START DATA FOR REVIEW

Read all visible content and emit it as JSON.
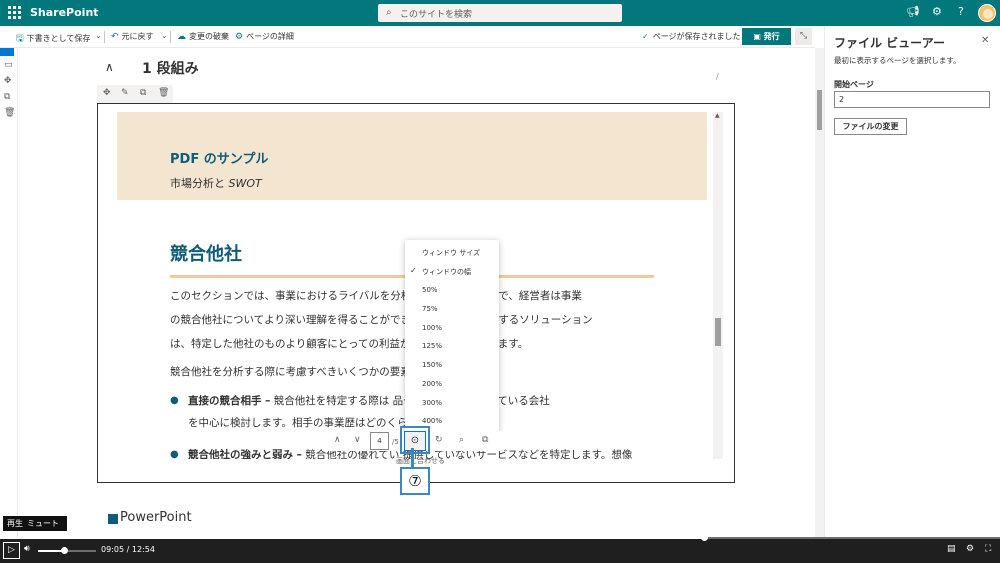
{
  "app": {
    "brand": "SharePoint"
  },
  "search": {
    "placeholder": "このサイトを検索"
  },
  "toolbar": {
    "save_draft": "下書きとして保存",
    "undo": "元に戻す",
    "discard": "変更の破棄",
    "page_details": "ページの詳細",
    "saved_status": "ページが保存されました",
    "publish": "発行"
  },
  "section": {
    "title": "1 段組み"
  },
  "pdf": {
    "header_title": "PDF のサンプル",
    "header_subtitle_prefix": "市場分析と ",
    "header_subtitle_italic": "SWOT",
    "heading": "競合他社",
    "p1_line1": "このセクションでは、事業におけるライバルを分析し、          析を行うことで、経営者は事業",
    "p1_line2": "の競合他社についてより深い理解を得ることができま            は、自社が提供するソリューション",
    "p1_line3": "は、特定した他社のものより顧客にとっての利益が大             明するようにします。",
    "p2": "競合他社を分析する際に考慮すべきいくつかの要素",
    "b1_bold": "直接の競合相手 –",
    "b1_rest": " 競合他社を特定する際は             品やサービスを提供している会社",
    "b1_line2": "を中心に検討します。相手の事業歴はどのくらい",
    "b2_bold": "競合他社の強みと弱み –",
    "b2_rest": " 競合他社の優れてい        提供していないサービスなどを特定します。想像"
  },
  "viewer": {
    "page_number": "4",
    "page_total": "/5",
    "zoom_tooltip": "画面に合わせる"
  },
  "zoom_menu": {
    "items": [
      "ウィンドウ サイズ",
      "ウィンドウの幅",
      "50%",
      "75%",
      "100%",
      "125%",
      "150%",
      "200%",
      "300%",
      "400%"
    ],
    "selected": "ウィンドウの幅"
  },
  "callout": {
    "step": "⑦"
  },
  "next_section": {
    "label": "PowerPoint"
  },
  "pane": {
    "title": "ファイル ビューアー",
    "description": "最初に表示するページを選択します。",
    "start_page_label": "開始ページ",
    "start_page_value": "2",
    "change_file": "ファイルの変更"
  },
  "video": {
    "tooltip_play": "再生",
    "tooltip_mute": "ミュート",
    "current_time": "09:05",
    "separator": "/",
    "duration": "12:54",
    "progress_fraction": 0.704,
    "volume_fraction": 0.45
  },
  "colors": {
    "suite_bar": "#03787c",
    "accent": "#0f5b78",
    "highlight": "#3b87c6"
  }
}
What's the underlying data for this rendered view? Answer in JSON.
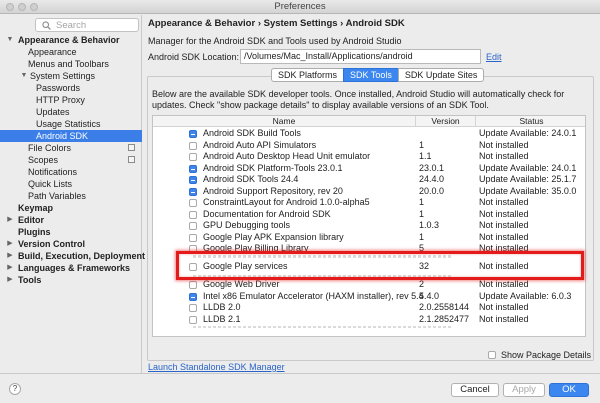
{
  "window": {
    "title": "Preferences"
  },
  "search": {
    "placeholder": "Search"
  },
  "tree": [
    {
      "label": "Appearance & Behavior",
      "level": 0,
      "arrow": "▼",
      "bold": true
    },
    {
      "label": "Appearance",
      "level": 2
    },
    {
      "label": "Menus and Toolbars",
      "level": 2
    },
    {
      "label": "System Settings",
      "level": 1,
      "arrow": "▼"
    },
    {
      "label": "Passwords",
      "level": 3
    },
    {
      "label": "HTTP Proxy",
      "level": 3
    },
    {
      "label": "Updates",
      "level": 3
    },
    {
      "label": "Usage Statistics",
      "level": 3
    },
    {
      "label": "Android SDK",
      "level": 3,
      "selected": true
    },
    {
      "label": "File Colors",
      "level": 2,
      "copy": true
    },
    {
      "label": "Scopes",
      "level": 2,
      "copy": true
    },
    {
      "label": "Notifications",
      "level": 2
    },
    {
      "label": "Quick Lists",
      "level": 2
    },
    {
      "label": "Path Variables",
      "level": 2
    },
    {
      "label": "Keymap",
      "level": 0,
      "bold": true
    },
    {
      "label": "Editor",
      "level": 0,
      "arrow": "▶",
      "bold": true
    },
    {
      "label": "Plugins",
      "level": 0,
      "bold": true
    },
    {
      "label": "Version Control",
      "level": 0,
      "arrow": "▶",
      "bold": true
    },
    {
      "label": "Build, Execution, Deployment",
      "level": 0,
      "arrow": "▶",
      "bold": true
    },
    {
      "label": "Languages & Frameworks",
      "level": 0,
      "arrow": "▶",
      "bold": true
    },
    {
      "label": "Tools",
      "level": 0,
      "arrow": "▶",
      "bold": true
    }
  ],
  "content": {
    "breadcrumb": "Appearance & Behavior › System Settings › Android SDK",
    "description": "Manager for the Android SDK and Tools used by Android Studio",
    "location_label": "Android SDK Location:",
    "location_value": "/Volumes/Mac_Install/Applications/android",
    "edit_label": "Edit"
  },
  "tabs": [
    {
      "label": "SDK Platforms",
      "active": false
    },
    {
      "label": "SDK Tools",
      "active": true
    },
    {
      "label": "SDK Update Sites",
      "active": false
    }
  ],
  "info_text": "Below are the available SDK developer tools. Once installed, Android Studio will automatically check for updates. Check \"show package details\" to display available versions of an SDK Tool.",
  "table": {
    "headers": {
      "name": "Name",
      "version": "Version",
      "status": "Status"
    },
    "rows": [
      {
        "checkbox": "partial",
        "name": "Android SDK Build Tools",
        "version": "",
        "status": "Update Available: 24.0.1"
      },
      {
        "checkbox": "none",
        "name": "Android Auto API Simulators",
        "version": "1",
        "status": "Not installed"
      },
      {
        "checkbox": "none",
        "name": "Android Auto Desktop Head Unit emulator",
        "version": "1.1",
        "status": "Not installed"
      },
      {
        "checkbox": "partial",
        "name": "Android SDK Platform-Tools 23.0.1",
        "version": "23.0.1",
        "status": "Update Available: 24.0.1"
      },
      {
        "checkbox": "partial",
        "name": "Android SDK Tools 24.4",
        "version": "24.4.0",
        "status": "Update Available: 25.1.7"
      },
      {
        "checkbox": "partial",
        "name": "Android Support Repository, rev 20",
        "version": "20.0.0",
        "status": "Update Available: 35.0.0"
      },
      {
        "checkbox": "none",
        "name": "ConstraintLayout for Android 1.0.0-alpha5",
        "version": "1",
        "status": "Not installed"
      },
      {
        "checkbox": "none",
        "name": "Documentation for Android SDK",
        "version": "1",
        "status": "Not installed"
      },
      {
        "checkbox": "none",
        "name": "GPU Debugging tools",
        "version": "1.0.3",
        "status": "Not installed"
      },
      {
        "checkbox": "none",
        "name": "Google Play APK Expansion library",
        "version": "1",
        "status": "Not installed"
      },
      {
        "checkbox": "none",
        "name": "Google Play Billing Library",
        "version": "5",
        "status": "Not installed"
      },
      {
        "checkbox": "none",
        "name": "Google Play services",
        "version": "32",
        "status": "Not installed",
        "highlight": true
      },
      {
        "checkbox": "none",
        "name": "Google Web Driver",
        "version": "2",
        "status": "Not installed"
      },
      {
        "checkbox": "partial",
        "name": "Intel x86 Emulator Accelerator (HAXM installer), rev 5.4",
        "version": "5.4.0",
        "status": "Update Available: 6.0.3"
      },
      {
        "checkbox": "none",
        "name": "LLDB 2.0",
        "version": "2.0.2558144",
        "status": "Not installed"
      },
      {
        "checkbox": "none",
        "name": "LLDB 2.1",
        "version": "2.1.2852477",
        "status": "Not installed"
      }
    ]
  },
  "show_package_details": "Show Package Details",
  "launch_link": "Launch Standalone SDK Manager",
  "buttons": {
    "help": "?",
    "cancel": "Cancel",
    "apply": "Apply",
    "ok": "OK"
  },
  "colors": {
    "accent": "#3b86ef",
    "highlight_box": "#e41b1b",
    "link": "#2a64c8"
  }
}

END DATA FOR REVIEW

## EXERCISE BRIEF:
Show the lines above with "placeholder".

## ANSWER:
    "placeholder": "このサイトを検索"
    "placeholder": "Search"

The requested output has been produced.